There are two toxins that are the reason behind the dangerous toxicity of the honeysuckle plant. Cyanogenic and saponic glycosides are both found in the flowers and the vine. Cyanogenic glycosides transpose into hydrogen cyanide, which is a poisonous chemical to the dog’s system. This occurs as a result of the breakdown of the macromolecules in the plant tissues during the digestive process. They are only dangerous if they are ingested.
Saponic glycosides can cause blood cells to burst. When it is combined with the natural fluids of the dog's body, it generates a bubbly foam that causes the breakage of the red blood cells.This would have an adverse affect on the circulation of oxygen throughout the dog's body. It can also be detrimental to the dog’s stomach by causing pain and upset.
The symptoms run the gamut with adverse side effects from which the dog suffers. There may be a noticeable irritation around the skin and mouth, along with drooling. There can also be vomiting and diarrhoea. The more serious noticeable symptoms would be difficulty walking, breathing, seizures, and convulsions. If your dog is not treated quickly and properly, it can result in coma and death. In addition, carotenoids are in the honeysuckle berries. They are not as toxic as the rest of the plant, but dogs cannot digest carotenoids easily. It is crucial to get your dog to the vet as quickly as possible if you suspect any part of the honeysuckle plant has been ingested.

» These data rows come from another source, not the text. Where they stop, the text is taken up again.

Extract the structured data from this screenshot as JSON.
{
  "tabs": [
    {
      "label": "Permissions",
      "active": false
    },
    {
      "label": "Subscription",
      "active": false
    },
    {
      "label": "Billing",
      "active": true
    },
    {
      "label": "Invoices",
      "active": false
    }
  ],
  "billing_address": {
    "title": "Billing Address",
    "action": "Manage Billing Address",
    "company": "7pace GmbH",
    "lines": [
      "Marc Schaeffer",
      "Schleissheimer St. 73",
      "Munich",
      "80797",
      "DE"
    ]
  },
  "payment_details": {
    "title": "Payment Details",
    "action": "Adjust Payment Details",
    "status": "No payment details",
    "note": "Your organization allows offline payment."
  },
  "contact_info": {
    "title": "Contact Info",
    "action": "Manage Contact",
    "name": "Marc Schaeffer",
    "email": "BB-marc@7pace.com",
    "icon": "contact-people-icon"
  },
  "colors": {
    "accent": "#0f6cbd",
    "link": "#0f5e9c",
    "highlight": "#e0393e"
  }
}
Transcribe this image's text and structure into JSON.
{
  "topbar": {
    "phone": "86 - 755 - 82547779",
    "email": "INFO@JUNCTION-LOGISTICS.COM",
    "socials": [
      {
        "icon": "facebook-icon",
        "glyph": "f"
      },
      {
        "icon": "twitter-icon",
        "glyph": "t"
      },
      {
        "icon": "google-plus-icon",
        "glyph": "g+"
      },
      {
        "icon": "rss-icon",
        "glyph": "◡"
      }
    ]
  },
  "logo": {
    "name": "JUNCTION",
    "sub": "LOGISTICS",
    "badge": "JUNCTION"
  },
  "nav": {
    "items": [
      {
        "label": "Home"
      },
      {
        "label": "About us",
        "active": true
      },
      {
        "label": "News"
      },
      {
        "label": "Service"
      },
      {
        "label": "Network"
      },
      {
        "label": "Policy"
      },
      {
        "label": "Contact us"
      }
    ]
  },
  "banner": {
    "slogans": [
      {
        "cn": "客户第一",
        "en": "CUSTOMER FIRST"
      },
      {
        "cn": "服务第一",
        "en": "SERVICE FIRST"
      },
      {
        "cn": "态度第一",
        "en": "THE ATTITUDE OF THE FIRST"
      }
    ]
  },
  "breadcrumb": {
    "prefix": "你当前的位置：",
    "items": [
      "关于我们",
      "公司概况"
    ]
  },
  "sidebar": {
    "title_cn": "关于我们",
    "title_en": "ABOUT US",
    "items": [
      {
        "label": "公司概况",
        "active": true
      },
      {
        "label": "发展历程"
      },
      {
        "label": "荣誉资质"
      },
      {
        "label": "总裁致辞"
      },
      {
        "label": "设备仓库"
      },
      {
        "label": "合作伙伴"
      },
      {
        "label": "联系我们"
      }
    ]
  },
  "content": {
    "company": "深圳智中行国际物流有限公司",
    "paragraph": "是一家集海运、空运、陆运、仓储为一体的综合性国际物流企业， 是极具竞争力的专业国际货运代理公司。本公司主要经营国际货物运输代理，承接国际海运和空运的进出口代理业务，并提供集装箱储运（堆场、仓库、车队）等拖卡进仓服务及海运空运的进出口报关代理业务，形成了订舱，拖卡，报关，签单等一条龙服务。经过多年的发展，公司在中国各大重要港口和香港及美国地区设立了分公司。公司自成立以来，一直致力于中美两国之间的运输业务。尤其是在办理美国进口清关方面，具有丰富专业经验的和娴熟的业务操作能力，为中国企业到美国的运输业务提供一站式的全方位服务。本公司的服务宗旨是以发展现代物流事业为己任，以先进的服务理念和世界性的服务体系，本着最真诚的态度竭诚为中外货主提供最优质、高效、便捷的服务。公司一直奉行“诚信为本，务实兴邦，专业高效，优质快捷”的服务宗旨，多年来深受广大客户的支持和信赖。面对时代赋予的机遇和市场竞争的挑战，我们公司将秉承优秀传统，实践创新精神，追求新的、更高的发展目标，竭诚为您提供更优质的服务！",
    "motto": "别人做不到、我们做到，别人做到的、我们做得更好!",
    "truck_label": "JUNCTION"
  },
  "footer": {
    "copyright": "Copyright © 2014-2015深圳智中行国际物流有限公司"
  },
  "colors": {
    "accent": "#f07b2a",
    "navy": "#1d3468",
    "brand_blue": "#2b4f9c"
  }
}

One key aspect to prevent potential poisoning of your dog is to be certain not to plant honeysuckle plants close to where your dog will be. In addition, pay close attention to your dog if he does get close to the plants to be certain that none of it is eaten.